Love where you live!
By Chris Lavin
La Mesa Today Editor
LA MESA -- It has been almost a quarter century since they had to change the name of the mayor on the forms at City Hall.
Check signing procedures and contract processing requirements are being adjusted in anticipation of a new regime as well.
Around City Hall, the impact of the recent election is sinking in as long-time relationships begin to change like the names on the city stationery.
There have been three popes since La Mesa last had a new mayor. Virtually everyone working in City Hall today was hired during Mayor Art Madrid's tenure. It is never easy when there's change at the top.
Government, however, is a process, not a sports car. It moves more like an aircraft carrier and, as the new members of the City Council and its new mayor, will learn, it tends to resist the winds of change.
The new mayor, Mark Arapostathis, has not had a formal meeting with the new council-to-be, but has congratulated the newly elected. He has stopped in with City Manager Dave Witt and sketched out plans for the transition.
The Dec. 9th council meeting will feature a certification of the election results, the swearing-in of the new members and mayor and then a recess to the Police Department meeting room to mark the moment with cake and coffee before returning for what is traditionally a brief agenda for the new council to execute.
It is in January, after the holidays, that the new council will start its real work. In many ways, the routine of government will give it early focus.
Arapostathis said the council will need to watch the downtown Village streetscape project closely and plan for a very public celebration of that key work when it is finished. "You only get one chance to do that right,'' he said. Arapostathis also notes that hiring a replacement for retiring Police Chief Ed Aceves will also be prominently on people's minds.
But these are the expected elements of government and are not the greatest challenges facing this new panel.
In many ways, this year's election -- like politics in general over the last four years -- was dominated by the gravitational pull of the long-serving mayor. Local politics did not revolve around great issues, but great personalities.
Throughout the recent campaign, in fact, there were virtually no great issues enumerated by any candidates. Public safety, good streets and clean parks were nearly universal concerns for all involved, but the long-simmering animosities between Madrid and the rest of the council remained the focus.

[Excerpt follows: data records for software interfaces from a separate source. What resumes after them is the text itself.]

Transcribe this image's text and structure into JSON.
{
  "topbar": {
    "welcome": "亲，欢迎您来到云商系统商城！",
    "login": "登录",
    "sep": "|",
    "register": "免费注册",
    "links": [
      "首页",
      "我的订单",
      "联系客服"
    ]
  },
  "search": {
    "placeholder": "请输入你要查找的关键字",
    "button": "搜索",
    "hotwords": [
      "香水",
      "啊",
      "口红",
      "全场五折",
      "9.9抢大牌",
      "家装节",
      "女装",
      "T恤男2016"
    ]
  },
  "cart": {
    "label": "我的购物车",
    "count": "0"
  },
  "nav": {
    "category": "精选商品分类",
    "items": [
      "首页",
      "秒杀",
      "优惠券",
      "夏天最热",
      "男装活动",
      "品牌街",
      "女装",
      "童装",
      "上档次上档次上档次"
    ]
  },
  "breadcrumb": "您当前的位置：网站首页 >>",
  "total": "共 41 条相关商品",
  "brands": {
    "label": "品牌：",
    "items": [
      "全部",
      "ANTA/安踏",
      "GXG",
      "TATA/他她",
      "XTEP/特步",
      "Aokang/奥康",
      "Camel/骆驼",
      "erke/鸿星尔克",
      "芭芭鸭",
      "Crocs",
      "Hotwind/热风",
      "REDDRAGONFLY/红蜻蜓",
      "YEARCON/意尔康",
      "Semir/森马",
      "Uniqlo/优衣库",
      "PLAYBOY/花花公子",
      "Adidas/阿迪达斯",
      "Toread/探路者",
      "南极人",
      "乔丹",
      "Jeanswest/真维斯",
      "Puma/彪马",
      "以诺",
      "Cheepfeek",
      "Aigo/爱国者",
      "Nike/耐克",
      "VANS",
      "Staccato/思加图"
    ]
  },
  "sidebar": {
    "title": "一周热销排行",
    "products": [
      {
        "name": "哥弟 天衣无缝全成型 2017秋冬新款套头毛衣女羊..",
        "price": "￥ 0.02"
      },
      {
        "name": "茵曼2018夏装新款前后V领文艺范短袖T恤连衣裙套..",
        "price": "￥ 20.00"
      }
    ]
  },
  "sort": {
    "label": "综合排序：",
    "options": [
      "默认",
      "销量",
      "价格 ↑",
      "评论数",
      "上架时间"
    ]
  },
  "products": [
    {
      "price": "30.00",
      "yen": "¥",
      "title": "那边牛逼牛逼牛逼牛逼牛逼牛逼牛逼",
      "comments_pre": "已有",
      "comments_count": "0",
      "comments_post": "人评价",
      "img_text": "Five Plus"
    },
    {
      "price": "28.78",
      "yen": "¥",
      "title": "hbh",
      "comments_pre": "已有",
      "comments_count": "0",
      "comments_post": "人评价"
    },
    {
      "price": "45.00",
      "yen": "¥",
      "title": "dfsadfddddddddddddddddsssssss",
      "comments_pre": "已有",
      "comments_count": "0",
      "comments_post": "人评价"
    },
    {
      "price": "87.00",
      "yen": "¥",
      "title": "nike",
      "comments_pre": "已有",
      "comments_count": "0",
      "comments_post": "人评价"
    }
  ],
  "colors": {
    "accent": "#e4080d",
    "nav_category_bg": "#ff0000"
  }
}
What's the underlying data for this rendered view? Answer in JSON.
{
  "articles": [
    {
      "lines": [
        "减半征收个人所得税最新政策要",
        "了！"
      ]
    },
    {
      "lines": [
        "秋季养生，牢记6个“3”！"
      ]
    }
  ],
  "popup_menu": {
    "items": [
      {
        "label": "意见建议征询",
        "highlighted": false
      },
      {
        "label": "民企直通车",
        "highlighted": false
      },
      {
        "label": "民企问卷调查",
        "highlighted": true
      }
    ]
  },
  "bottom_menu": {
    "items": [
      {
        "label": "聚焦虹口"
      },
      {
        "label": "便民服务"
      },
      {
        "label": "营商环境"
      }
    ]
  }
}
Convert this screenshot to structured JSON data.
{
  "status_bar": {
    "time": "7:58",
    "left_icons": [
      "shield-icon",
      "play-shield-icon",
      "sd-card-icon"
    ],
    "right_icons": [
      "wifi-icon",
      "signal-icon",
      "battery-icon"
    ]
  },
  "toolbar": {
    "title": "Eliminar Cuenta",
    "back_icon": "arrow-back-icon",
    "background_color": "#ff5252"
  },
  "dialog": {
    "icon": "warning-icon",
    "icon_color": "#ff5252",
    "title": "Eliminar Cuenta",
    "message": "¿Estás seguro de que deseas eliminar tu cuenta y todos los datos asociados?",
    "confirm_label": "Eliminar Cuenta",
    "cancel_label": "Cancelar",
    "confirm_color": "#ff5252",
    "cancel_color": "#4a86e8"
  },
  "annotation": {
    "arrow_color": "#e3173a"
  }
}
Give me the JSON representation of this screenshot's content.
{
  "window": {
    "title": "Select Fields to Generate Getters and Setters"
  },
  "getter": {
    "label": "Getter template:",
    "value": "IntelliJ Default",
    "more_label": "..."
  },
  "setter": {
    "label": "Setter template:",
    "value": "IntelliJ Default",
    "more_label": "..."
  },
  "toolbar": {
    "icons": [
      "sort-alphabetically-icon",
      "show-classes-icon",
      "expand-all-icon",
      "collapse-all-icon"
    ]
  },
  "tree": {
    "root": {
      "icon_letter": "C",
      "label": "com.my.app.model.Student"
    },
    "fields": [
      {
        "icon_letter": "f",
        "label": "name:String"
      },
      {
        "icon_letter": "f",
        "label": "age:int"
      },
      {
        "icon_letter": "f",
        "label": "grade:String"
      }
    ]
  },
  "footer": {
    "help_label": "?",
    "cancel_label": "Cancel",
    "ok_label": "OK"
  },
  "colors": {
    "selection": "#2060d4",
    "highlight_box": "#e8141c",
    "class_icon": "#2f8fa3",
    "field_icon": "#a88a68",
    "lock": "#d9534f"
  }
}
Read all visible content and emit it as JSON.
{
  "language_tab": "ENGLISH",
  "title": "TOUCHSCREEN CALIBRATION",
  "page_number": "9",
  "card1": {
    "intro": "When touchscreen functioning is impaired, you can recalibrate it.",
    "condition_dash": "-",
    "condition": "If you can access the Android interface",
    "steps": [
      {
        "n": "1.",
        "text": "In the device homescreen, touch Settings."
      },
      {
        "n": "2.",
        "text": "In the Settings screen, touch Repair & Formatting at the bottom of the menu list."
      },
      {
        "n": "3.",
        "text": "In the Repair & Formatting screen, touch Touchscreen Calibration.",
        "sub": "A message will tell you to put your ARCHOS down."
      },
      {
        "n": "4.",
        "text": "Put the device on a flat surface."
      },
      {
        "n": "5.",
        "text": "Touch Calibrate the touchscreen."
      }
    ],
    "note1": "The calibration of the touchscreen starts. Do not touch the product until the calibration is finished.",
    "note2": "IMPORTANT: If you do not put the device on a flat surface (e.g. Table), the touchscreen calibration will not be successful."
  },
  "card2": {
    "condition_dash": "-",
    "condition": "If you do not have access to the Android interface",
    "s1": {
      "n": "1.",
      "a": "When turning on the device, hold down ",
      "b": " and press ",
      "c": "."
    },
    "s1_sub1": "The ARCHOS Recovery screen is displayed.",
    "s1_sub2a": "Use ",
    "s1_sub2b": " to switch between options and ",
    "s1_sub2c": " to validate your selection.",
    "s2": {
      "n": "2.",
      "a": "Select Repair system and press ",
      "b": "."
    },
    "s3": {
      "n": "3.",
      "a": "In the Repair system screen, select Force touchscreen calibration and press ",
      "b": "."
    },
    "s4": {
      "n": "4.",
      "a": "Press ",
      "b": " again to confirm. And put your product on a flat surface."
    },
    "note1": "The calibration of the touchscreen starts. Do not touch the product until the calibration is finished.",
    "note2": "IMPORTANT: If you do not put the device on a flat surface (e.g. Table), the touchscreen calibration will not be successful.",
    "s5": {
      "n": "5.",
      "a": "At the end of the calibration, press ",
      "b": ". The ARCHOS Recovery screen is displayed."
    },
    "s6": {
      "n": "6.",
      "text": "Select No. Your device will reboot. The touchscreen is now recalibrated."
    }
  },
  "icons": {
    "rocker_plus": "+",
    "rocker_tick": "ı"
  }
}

Most analyses of the election results simply credited Arapostathis' strong contingent of school and theater-based families far more motivated than Madrid's aging supporters in a low-turnout race. No issues enter the discussion.
With the distracting issues of personality vanquished from the scene by voters, however, this new council will undoubtedly find itself confronting long-standing, and in some ways, daunting issues.
The city's finances have been precarious since the Great Recession. Sales taxes, one of the city's financial pillars, remain soft and there are more than a few strategic thinkers who believe paradigm shifts underway in the retail world may render this revenue source increasingly unreliable. Drew Ford was recently sold and suddenly its long-time La Mesa roots are threatened. The loss of a car dealer could be a body blow to local coffers.
For a city that wants to keep its own police force and maintain local control of its own zoning and development issues, funding local services over the long term may require more creativity, leadership and long-term planning than La Mesa's council has exhibited in recent years.
Still, there are strengths in the Jewel of the Hills. Grossmont Center, clearly the economic engine of local government, returns to family ownership soon and many redevelopment scenarios for those acres would have that engine running on higher octane, producing more real estate and sales taxes in the future.
There are also nearly eight open acres of land along Spring Street in the city's center, some of it privately owned, much of it already in public hands, beckoning for a vision of some sort to add lustre -- and perhaps some economic fire power -- to La Mesa's quaint but sleepy core.
The city's staff is also poised to seek final approval on a plan that would give developers more leeway in suggesting redevelopment projects for the downtown Village. Parking requirements that have previously limited creative project ideas would be set aside if developers contribute to a fund that would eventually construct a downtown parking garage. Such "in-lieu'' payments might lead to more effective use of some downtown parcels and, eventually, economic growth in a Village that is more of a symbolic heart of the city than an economic driver of any significance.
In many ways, the city's greatest challenges are long-term and macro in nature. Addressing them will take smart, persistent leadership that, at times, may need to at least tack against the small-town winds that can shape so many development discussions.
It may be a good thing that, at least at the start, the new council will be a pretty cohesive group. Kristine Alessio and Ruth Sterling, the returning council members, will be joined by Bill Baber and Guy McWhirter. All four of these council members supported Arapostathis in his effort to unseat Madrid.
Arapostathis is promising collaboration and collegiality in his leadership style. This team will need to work together if it hopes to find meaningful ways to address the city's long-term financial health -- and maintain its cherished small town feel and its independence.
On Tuesday, Madrid was, as he has been for 24 years, at his desk dealing with constituent complaints -- today's included concerns about prostitution along El Cajon Boulevard. When he walks out the door on December 9th, a vast amount of institutional knowledge and civic intelligence will leave with him. He will be leaving for his successors a city that stands out from its surrounding towns and is much loved by virtually all of its inhabitants.
Whether those successors are up to the challenge is the stuff of future elections.